[Data records]
BEGIN

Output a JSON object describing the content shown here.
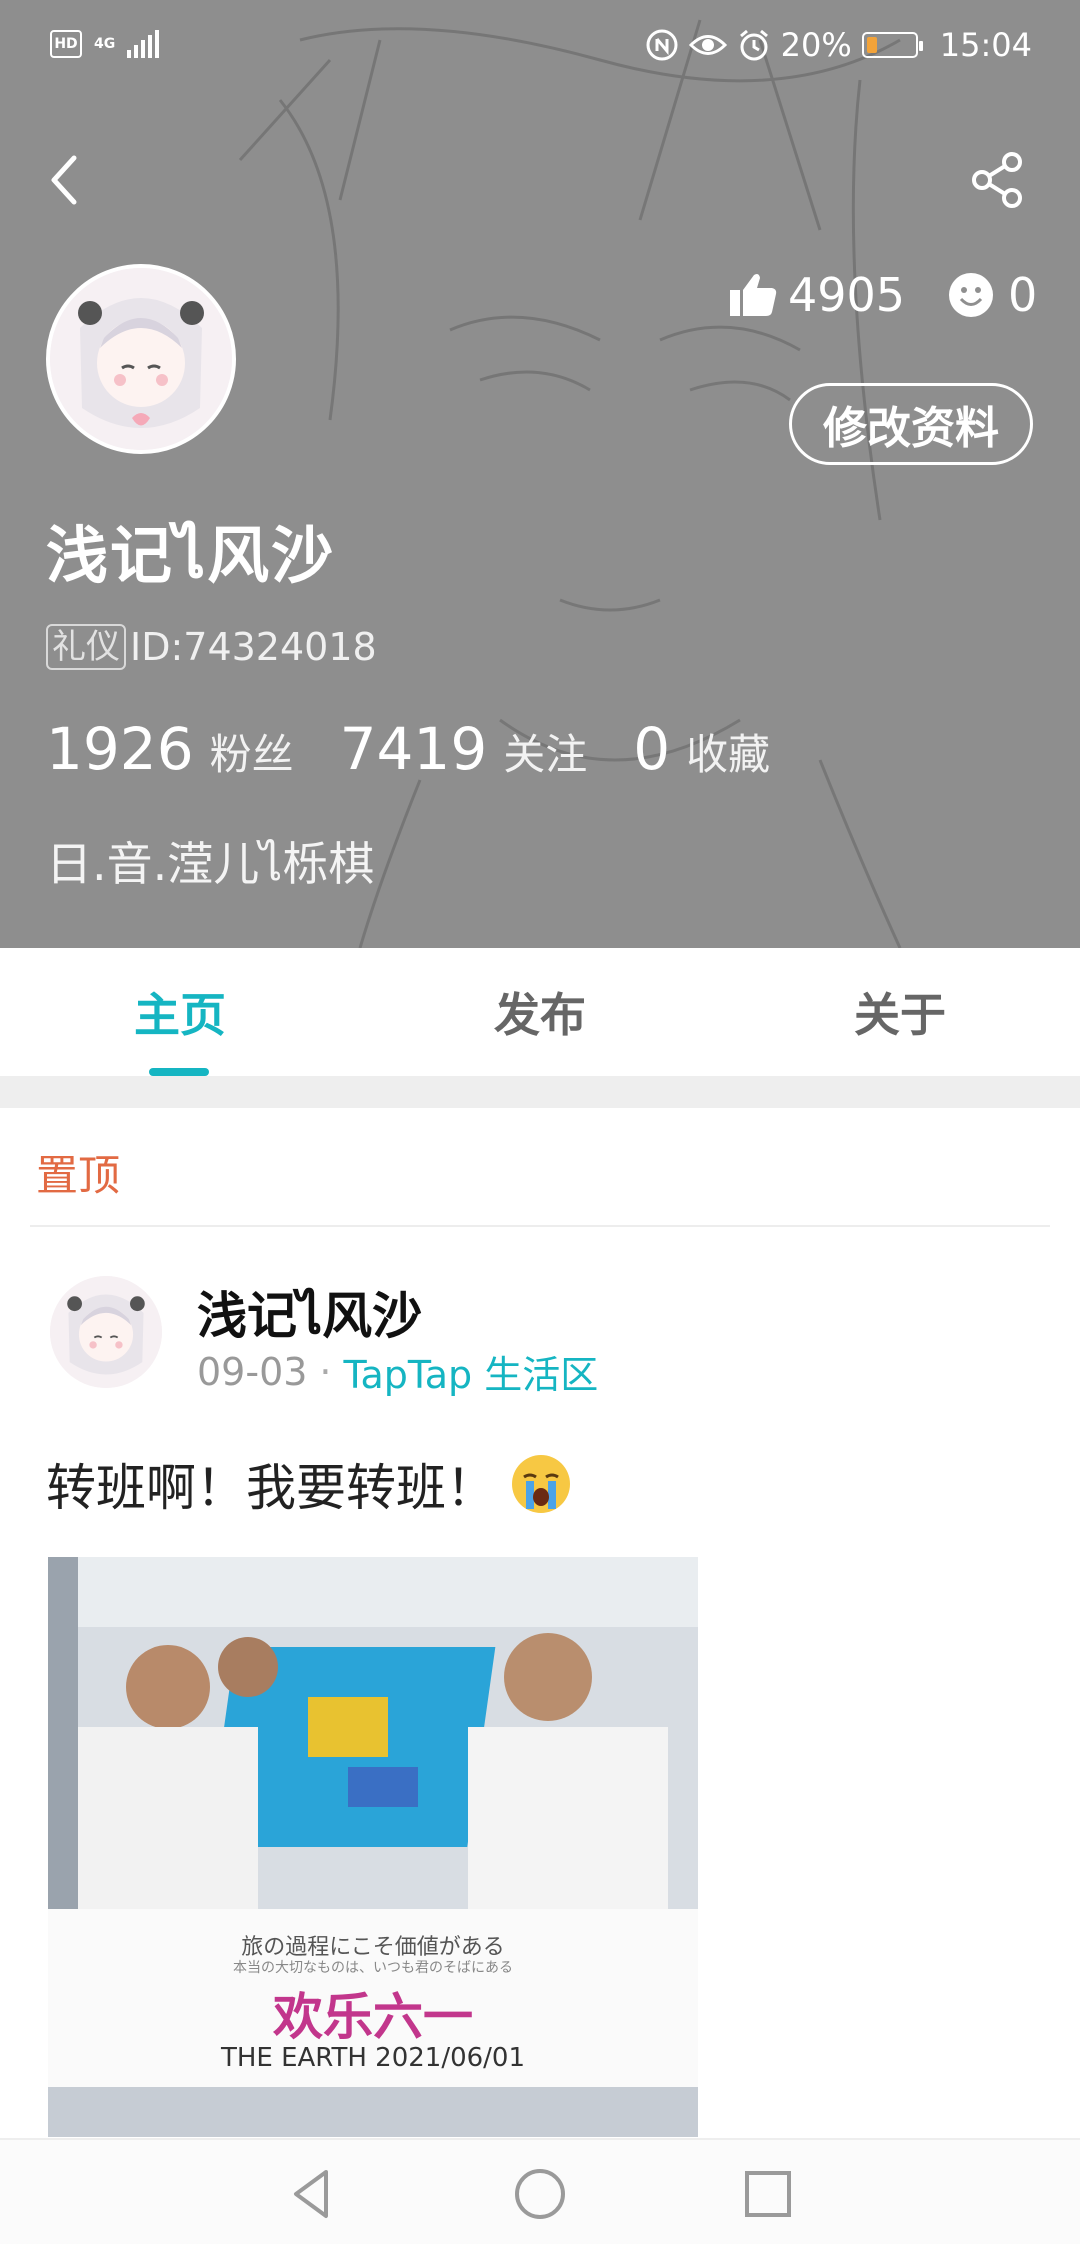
{
  "status_bar": {
    "hd": "HD",
    "network": "4G",
    "battery_text": "20%",
    "time": "15:04",
    "icons": [
      "nfc-icon",
      "eye-icon",
      "alarm-icon"
    ]
  },
  "profile": {
    "likes": "4905",
    "emoji_count": "0",
    "edit_button": "修改资料",
    "username": "浅记ไ风沙",
    "badge": "礼仪",
    "id": "ID:74324018",
    "stats": [
      {
        "num": "1926",
        "label": "粉丝"
      },
      {
        "num": "7419",
        "label": "关注"
      },
      {
        "num": "0",
        "label": "收藏"
      }
    ],
    "bio": "日.音.滢儿ไ栎棋"
  },
  "tabs": [
    {
      "label": "主页",
      "active": true
    },
    {
      "label": "发布",
      "active": false
    },
    {
      "label": "关于",
      "active": false
    }
  ],
  "feed": {
    "pinned_label": "置顶",
    "post": {
      "author": "浅记ไ风沙",
      "date": "09-03",
      "separator": "·",
      "forum": "TapTap 生活区",
      "text": "转班啊！我要转班！",
      "image": {
        "caption_line1": "旅の過程にこそ価値がある",
        "caption_line2": "本当の大切なものは、いつも君のそばにある",
        "title": "欢乐六一",
        "footer": "THE EARTH  2021/06/01"
      }
    }
  },
  "colors": {
    "accent": "#15b5c2",
    "pinned": "#e26a43",
    "header_bg": "#8f8f8f",
    "image_title": "#c2368c"
  }
}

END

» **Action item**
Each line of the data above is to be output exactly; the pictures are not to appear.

» **Problem solution**
Output a JSON object describing the content shown here.
{
  "status_bar": {
    "hd": "HD",
    "network": "4G",
    "battery_text": "20%",
    "time": "15:04",
    "icons": [
      "nfc-icon",
      "eye-icon",
      "alarm-icon"
    ]
  },
  "profile": {
    "likes": "4905",
    "emoji_count": "0",
    "edit_button": "修改资料",
    "username": "浅记ไ风沙",
    "badge": "礼仪",
    "id": "ID:74324018",
    "stats": [
      {
        "num": "1926",
        "label": "粉丝"
      },
      {
        "num": "7419",
        "label": "关注"
      },
      {
        "num": "0",
        "label": "收藏"
      }
    ],
    "bio": "日.音.滢儿ไ栎棋"
  },
  "tabs": [
    {
      "label": "主页",
      "active": true
    },
    {
      "label": "发布",
      "active": false
    },
    {
      "label": "关于",
      "active": false
    }
  ],
  "feed": {
    "pinned_label": "置顶",
    "post": {
      "author": "浅记ไ风沙",
      "date": "09-03",
      "separator": "·",
      "forum": "TapTap 生活区",
      "text": "转班啊！我要转班！",
      "image": {
        "caption_line1": "旅の過程にこそ価値がある",
        "caption_line2": "本当の大切なものは、いつも君のそばにある",
        "title": "欢乐六一",
        "footer": "THE EARTH  2021/06/01"
      }
    }
  },
  "colors": {
    "accent": "#15b5c2",
    "pinned": "#e26a43",
    "header_bg": "#8f8f8f",
    "image_title": "#c2368c"
  }
}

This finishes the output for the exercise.